[GIVEN RECORDS Boundary: Start]

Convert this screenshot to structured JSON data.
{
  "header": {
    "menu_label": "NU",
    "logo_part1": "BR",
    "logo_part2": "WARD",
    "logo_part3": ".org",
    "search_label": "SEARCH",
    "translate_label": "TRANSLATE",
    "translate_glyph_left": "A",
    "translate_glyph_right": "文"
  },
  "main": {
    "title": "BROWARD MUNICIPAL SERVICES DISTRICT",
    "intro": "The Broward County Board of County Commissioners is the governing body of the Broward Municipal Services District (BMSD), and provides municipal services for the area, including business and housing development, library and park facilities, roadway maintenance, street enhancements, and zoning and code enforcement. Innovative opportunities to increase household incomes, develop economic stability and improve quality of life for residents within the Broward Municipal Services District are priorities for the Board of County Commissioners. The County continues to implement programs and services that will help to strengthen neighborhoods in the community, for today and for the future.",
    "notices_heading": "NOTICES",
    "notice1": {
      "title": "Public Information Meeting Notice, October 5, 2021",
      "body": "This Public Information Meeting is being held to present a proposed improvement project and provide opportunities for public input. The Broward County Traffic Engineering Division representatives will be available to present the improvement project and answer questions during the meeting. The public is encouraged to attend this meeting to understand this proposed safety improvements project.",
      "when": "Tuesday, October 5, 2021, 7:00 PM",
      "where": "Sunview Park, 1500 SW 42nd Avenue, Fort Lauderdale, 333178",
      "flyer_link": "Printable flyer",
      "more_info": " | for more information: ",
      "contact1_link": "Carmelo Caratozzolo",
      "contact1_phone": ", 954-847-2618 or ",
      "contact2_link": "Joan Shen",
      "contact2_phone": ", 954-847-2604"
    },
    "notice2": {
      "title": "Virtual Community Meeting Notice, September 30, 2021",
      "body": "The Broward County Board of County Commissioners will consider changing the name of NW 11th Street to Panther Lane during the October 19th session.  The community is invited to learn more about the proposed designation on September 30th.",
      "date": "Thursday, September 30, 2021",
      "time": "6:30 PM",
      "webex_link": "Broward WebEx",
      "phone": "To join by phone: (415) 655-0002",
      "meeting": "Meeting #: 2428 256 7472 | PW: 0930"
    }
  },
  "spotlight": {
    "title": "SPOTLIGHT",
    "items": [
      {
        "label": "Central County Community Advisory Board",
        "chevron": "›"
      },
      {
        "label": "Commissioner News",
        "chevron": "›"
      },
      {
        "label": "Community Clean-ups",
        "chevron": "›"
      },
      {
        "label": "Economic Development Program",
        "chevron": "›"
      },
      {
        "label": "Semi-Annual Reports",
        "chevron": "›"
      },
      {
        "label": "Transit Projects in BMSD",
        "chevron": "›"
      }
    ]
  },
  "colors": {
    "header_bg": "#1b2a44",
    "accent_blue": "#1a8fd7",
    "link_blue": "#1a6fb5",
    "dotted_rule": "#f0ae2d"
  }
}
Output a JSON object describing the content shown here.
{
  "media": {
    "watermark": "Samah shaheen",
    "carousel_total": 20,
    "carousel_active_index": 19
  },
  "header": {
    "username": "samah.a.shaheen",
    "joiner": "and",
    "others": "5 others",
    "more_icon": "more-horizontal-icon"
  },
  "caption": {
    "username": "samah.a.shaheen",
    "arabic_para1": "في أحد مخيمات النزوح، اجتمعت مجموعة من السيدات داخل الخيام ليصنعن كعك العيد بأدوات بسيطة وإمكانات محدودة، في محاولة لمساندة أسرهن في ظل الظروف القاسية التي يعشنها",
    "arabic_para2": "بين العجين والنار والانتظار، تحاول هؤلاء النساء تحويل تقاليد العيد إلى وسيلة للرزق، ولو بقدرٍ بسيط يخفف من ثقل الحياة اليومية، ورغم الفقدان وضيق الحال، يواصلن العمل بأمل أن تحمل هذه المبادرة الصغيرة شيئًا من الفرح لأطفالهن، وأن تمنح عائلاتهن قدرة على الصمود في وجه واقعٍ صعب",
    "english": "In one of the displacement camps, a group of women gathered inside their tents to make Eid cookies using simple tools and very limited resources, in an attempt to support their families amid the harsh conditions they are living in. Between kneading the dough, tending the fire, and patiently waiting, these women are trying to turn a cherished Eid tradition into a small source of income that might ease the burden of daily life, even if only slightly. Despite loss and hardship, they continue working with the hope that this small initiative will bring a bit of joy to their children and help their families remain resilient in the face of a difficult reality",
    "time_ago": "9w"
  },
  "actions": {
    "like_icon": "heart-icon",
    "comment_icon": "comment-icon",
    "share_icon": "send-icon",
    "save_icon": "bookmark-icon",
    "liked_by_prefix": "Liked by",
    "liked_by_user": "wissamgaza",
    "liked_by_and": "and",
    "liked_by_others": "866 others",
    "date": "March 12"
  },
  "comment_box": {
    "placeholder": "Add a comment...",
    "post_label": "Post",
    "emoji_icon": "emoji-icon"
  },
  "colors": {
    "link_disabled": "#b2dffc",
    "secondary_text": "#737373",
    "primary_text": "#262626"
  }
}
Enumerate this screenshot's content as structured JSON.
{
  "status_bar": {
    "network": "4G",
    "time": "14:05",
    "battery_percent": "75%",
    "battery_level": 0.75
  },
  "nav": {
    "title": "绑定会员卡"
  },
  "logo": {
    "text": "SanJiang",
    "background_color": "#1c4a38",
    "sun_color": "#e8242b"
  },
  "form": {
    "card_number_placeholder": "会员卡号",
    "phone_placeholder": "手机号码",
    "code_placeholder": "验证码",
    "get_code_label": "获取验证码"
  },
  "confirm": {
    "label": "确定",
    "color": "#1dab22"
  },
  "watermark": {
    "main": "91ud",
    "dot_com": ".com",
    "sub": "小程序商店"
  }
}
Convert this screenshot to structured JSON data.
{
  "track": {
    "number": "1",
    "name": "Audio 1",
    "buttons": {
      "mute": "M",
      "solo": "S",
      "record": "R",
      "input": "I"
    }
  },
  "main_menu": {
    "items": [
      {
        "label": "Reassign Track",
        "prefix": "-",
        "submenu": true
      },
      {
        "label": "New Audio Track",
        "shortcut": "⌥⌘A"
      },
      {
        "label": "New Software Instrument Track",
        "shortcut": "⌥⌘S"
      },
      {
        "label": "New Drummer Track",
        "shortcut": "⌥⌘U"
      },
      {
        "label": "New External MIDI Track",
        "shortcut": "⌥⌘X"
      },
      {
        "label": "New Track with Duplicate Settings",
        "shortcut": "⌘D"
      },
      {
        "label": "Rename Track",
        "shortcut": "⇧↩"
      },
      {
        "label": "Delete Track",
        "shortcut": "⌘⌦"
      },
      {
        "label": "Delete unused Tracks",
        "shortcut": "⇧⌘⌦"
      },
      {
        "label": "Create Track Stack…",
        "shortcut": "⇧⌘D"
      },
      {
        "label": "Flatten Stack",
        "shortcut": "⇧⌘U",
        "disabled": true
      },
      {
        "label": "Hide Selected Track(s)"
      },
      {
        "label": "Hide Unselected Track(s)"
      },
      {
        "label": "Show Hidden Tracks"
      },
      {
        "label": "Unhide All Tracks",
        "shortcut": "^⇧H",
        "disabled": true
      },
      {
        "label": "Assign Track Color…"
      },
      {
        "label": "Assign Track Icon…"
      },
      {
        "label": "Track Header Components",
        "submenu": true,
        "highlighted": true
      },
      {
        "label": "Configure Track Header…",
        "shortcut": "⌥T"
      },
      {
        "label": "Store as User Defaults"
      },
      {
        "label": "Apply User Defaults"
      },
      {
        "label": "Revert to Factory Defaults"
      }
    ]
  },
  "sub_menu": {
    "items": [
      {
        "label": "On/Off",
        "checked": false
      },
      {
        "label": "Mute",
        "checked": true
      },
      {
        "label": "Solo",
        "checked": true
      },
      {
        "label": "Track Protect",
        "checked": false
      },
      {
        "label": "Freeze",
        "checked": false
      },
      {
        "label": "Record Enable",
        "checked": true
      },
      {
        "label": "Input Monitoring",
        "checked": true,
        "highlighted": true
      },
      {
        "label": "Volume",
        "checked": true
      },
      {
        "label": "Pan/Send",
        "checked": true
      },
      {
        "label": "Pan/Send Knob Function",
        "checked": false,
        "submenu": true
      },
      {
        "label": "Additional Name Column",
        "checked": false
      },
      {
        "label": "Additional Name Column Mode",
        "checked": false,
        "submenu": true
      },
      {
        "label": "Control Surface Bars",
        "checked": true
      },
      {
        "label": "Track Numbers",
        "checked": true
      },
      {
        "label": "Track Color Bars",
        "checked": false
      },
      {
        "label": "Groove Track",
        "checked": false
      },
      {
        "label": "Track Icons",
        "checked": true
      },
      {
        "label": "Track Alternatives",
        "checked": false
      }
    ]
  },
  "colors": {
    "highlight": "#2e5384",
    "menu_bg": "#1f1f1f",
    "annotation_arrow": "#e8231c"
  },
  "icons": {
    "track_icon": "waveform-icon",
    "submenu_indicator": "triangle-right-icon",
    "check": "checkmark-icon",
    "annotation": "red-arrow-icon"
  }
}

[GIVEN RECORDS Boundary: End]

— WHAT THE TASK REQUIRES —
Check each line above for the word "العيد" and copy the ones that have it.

— RESULT —
    "arabic_para1": "في أحد مخيمات النزوح، اجتمعت مجموعة من السيدات داخل الخيام ليصنعن كعك العيد بأدوات بسيطة وإمكانات محدودة، في محاولة لمساندة أسرهن في ظل الظروف القاسية التي يعشنها",
    "arabic_para2": "بين العجين والنار والانتظار، تحاول هؤلاء النساء تحويل تقاليد العيد إلى وسيلة للرزق، ولو بقدرٍ بسيط يخفف من ثقل الحياة اليومية، ورغم الفقدان وضيق الحال، يواصلن العمل بأمل أن تحمل هذه المبادرة الصغيرة شيئًا من الفرح لأطفالهن، وأن تمنح عائلاتهن قدرة على الصمود في وجه واقعٍ صعب",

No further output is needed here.